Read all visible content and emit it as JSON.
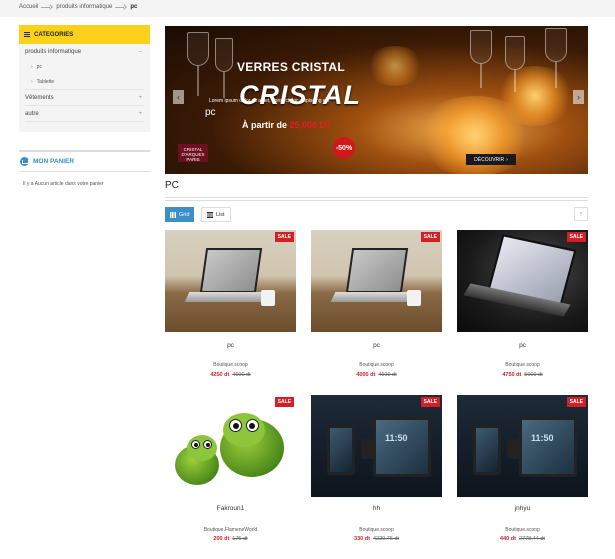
{
  "breadcrumb": {
    "items": [
      "Accueil",
      "produits informatique"
    ],
    "current": "pc"
  },
  "sidebar": {
    "categories_title": "CATEGORIES",
    "categories": [
      {
        "label": "produits informatique",
        "toggle": "–",
        "children": [
          "pc",
          "Tablette"
        ]
      },
      {
        "label": "Vêtements",
        "toggle": "+",
        "children": []
      },
      {
        "label": "autre",
        "toggle": "+",
        "children": []
      }
    ],
    "cart_title": "MON PANIER",
    "cart_empty": "Il y a Aucun article dans votre panier"
  },
  "banner": {
    "headline": "VERRES CRISTAL",
    "big_text": "CRISTAL",
    "price_prefix": "À partir de",
    "price_value": "25,000 DT",
    "discount": "-50%",
    "slide_label": "pc",
    "slide_sub": "Lorem ipsum dolor sit amet, consectetur adipiscing elit",
    "brand": "CRISTAL D'ARQUES PARIS",
    "cta": "DÉCOUVRIR",
    "cta_icon": "chevron-right-icon",
    "prev_icon": "chevron-left-icon",
    "next_icon": "chevron-right-icon"
  },
  "page": {
    "title": "PC"
  },
  "view": {
    "grid_label": "Grid",
    "list_label": "List",
    "active": "grid",
    "scroll_top_icon": "arrow-up-icon"
  },
  "products": [
    {
      "name": "pc",
      "shop": "Boutique.scoop",
      "price": "4250 dt",
      "old_price": "4600 dt",
      "badge": "SALE",
      "image": "laptop-desk"
    },
    {
      "name": "pc",
      "shop": "Boutique.scoop",
      "price": "4000 dt",
      "old_price": "4600 dt",
      "badge": "SALE",
      "image": "laptop-desk"
    },
    {
      "name": "pc",
      "shop": "Boutique.scoop",
      "price": "4750 dt",
      "old_price": "5000 dt",
      "badge": "SALE",
      "image": "laptop-dark"
    },
    {
      "name": "Fakroun1",
      "shop": "Boutique.FlameneWorld",
      "price": "200 dt",
      "old_price": "175 dt",
      "badge": "SALE",
      "image": "turtle-plush"
    },
    {
      "name": "hh",
      "shop": "Boutique.scoop",
      "price": "330 dt",
      "old_price": "4220.76 dt",
      "badge": "SALE",
      "image": "devices"
    },
    {
      "name": "jnhyu",
      "shop": "Boutique.scoop",
      "price": "440 dt",
      "old_price": "2778.44 dt",
      "badge": "SALE",
      "image": "devices"
    }
  ]
}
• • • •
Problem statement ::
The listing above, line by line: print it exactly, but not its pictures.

Response to the exercise ::
Read all visible content and emit it as JSON.
{
  "breadcrumb": {
    "items": [
      "Accueil",
      "produits informatique"
    ],
    "current": "pc"
  },
  "sidebar": {
    "categories_title": "CATEGORIES",
    "categories": [
      {
        "label": "produits informatique",
        "toggle": "–",
        "children": [
          "pc",
          "Tablette"
        ]
      },
      {
        "label": "Vêtements",
        "toggle": "+",
        "children": []
      },
      {
        "label": "autre",
        "toggle": "+",
        "children": []
      }
    ],
    "cart_title": "MON PANIER",
    "cart_empty": "Il y a Aucun article dans votre panier"
  },
  "banner": {
    "headline": "VERRES CRISTAL",
    "big_text": "CRISTAL",
    "price_prefix": "À partir de",
    "price_value": "25,000 DT",
    "discount": "-50%",
    "slide_label": "pc",
    "slide_sub": "Lorem ipsum dolor sit amet, consectetur adipiscing elit",
    "brand": "CRISTAL D'ARQUES PARIS",
    "cta": "DÉCOUVRIR",
    "cta_icon": "chevron-right-icon",
    "prev_icon": "chevron-left-icon",
    "next_icon": "chevron-right-icon"
  },
  "page": {
    "title": "PC"
  },
  "view": {
    "grid_label": "Grid",
    "list_label": "List",
    "active": "grid",
    "scroll_top_icon": "arrow-up-icon"
  },
  "products": [
    {
      "name": "pc",
      "shop": "Boutique.scoop",
      "price": "4250 dt",
      "old_price": "4600 dt",
      "badge": "SALE",
      "image": "laptop-desk"
    },
    {
      "name": "pc",
      "shop": "Boutique.scoop",
      "price": "4000 dt",
      "old_price": "4600 dt",
      "badge": "SALE",
      "image": "laptop-desk"
    },
    {
      "name": "pc",
      "shop": "Boutique.scoop",
      "price": "4750 dt",
      "old_price": "5000 dt",
      "badge": "SALE",
      "image": "laptop-dark"
    },
    {
      "name": "Fakroun1",
      "shop": "Boutique.FlameneWorld",
      "price": "200 dt",
      "old_price": "175 dt",
      "badge": "SALE",
      "image": "turtle-plush"
    },
    {
      "name": "hh",
      "shop": "Boutique.scoop",
      "price": "330 dt",
      "old_price": "4220.76 dt",
      "badge": "SALE",
      "image": "devices"
    },
    {
      "name": "jnhyu",
      "shop": "Boutique.scoop",
      "price": "440 dt",
      "old_price": "2778.44 dt",
      "badge": "SALE",
      "image": "devices"
    }
  ]
}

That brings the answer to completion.